#### Work to complete:
Retype all of the lines below with no changes.

#### Provided material:
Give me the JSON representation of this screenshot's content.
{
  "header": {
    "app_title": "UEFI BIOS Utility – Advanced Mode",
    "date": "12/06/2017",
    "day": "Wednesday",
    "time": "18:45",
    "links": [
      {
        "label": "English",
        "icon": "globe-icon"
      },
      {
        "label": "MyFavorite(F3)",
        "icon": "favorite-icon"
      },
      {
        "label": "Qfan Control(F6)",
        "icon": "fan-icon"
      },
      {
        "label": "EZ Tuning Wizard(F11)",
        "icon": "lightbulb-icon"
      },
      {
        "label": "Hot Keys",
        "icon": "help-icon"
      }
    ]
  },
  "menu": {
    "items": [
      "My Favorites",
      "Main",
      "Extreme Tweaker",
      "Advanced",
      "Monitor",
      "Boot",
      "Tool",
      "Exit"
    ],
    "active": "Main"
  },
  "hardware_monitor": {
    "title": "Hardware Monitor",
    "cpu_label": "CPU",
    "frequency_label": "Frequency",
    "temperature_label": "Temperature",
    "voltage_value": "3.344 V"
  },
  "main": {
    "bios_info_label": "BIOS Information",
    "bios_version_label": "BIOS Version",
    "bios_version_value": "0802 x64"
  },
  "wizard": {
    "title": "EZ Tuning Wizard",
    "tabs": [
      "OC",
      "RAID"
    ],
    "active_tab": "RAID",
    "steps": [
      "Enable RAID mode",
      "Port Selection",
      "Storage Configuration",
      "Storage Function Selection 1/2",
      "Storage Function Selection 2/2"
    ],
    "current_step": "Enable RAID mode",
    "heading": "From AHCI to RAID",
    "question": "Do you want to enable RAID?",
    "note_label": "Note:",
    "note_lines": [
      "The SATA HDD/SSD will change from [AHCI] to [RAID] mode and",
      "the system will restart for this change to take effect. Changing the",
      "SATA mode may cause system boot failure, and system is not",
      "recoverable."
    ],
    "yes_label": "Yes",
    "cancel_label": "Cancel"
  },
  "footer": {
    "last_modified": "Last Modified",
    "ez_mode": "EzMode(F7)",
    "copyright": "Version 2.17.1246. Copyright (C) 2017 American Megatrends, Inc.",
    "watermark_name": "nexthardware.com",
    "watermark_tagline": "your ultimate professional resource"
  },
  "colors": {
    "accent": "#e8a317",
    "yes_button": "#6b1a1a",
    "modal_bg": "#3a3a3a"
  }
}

#### Exercise response:
Give me the JSON representation of this screenshot's content.
{
  "header": {
    "app_title": "UEFI BIOS Utility – Advanced Mode",
    "date": "12/06/2017",
    "day": "Wednesday",
    "time": "18:45",
    "links": [
      {
        "label": "English",
        "icon": "globe-icon"
      },
      {
        "label": "MyFavorite(F3)",
        "icon": "favorite-icon"
      },
      {
        "label": "Qfan Control(F6)",
        "icon": "fan-icon"
      },
      {
        "label": "EZ Tuning Wizard(F11)",
        "icon": "lightbulb-icon"
      },
      {
        "label": "Hot Keys",
        "icon": "help-icon"
      }
    ]
  },
  "menu": {
    "items": [
      "My Favorites",
      "Main",
      "Extreme Tweaker",
      "Advanced",
      "Monitor",
      "Boot",
      "Tool",
      "Exit"
    ],
    "active": "Main"
  },
  "hardware_monitor": {
    "title": "Hardware Monitor",
    "cpu_label": "CPU",
    "frequency_label": "Frequency",
    "temperature_label": "Temperature",
    "voltage_value": "3.344 V"
  },
  "main": {
    "bios_info_label": "BIOS Information",
    "bios_version_label": "BIOS Version",
    "bios_version_value": "0802 x64"
  },
  "wizard": {
    "title": "EZ Tuning Wizard",
    "tabs": [
      "OC",
      "RAID"
    ],
    "active_tab": "RAID",
    "steps": [
      "Enable RAID mode",
      "Port Selection",
      "Storage Configuration",
      "Storage Function Selection 1/2",
      "Storage Function Selection 2/2"
    ],
    "current_step": "Enable RAID mode",
    "heading": "From AHCI to RAID",
    "question": "Do you want to enable RAID?",
    "note_label": "Note:",
    "note_lines": [
      "The SATA HDD/SSD will change from [AHCI] to [RAID] mode and",
      "the system will restart for this change to take effect. Changing the",
      "SATA mode may cause system boot failure, and system is not",
      "recoverable."
    ],
    "yes_label": "Yes",
    "cancel_label": "Cancel"
  },
  "footer": {
    "last_modified": "Last Modified",
    "ez_mode": "EzMode(F7)",
    "copyright": "Version 2.17.1246. Copyright (C) 2017 American Megatrends, Inc.",
    "watermark_name": "nexthardware.com",
    "watermark_tagline": "your ultimate professional resource"
  },
  "colors": {
    "accent": "#e8a317",
    "yes_button": "#6b1a1a",
    "modal_bg": "#3a3a3a"
  }
}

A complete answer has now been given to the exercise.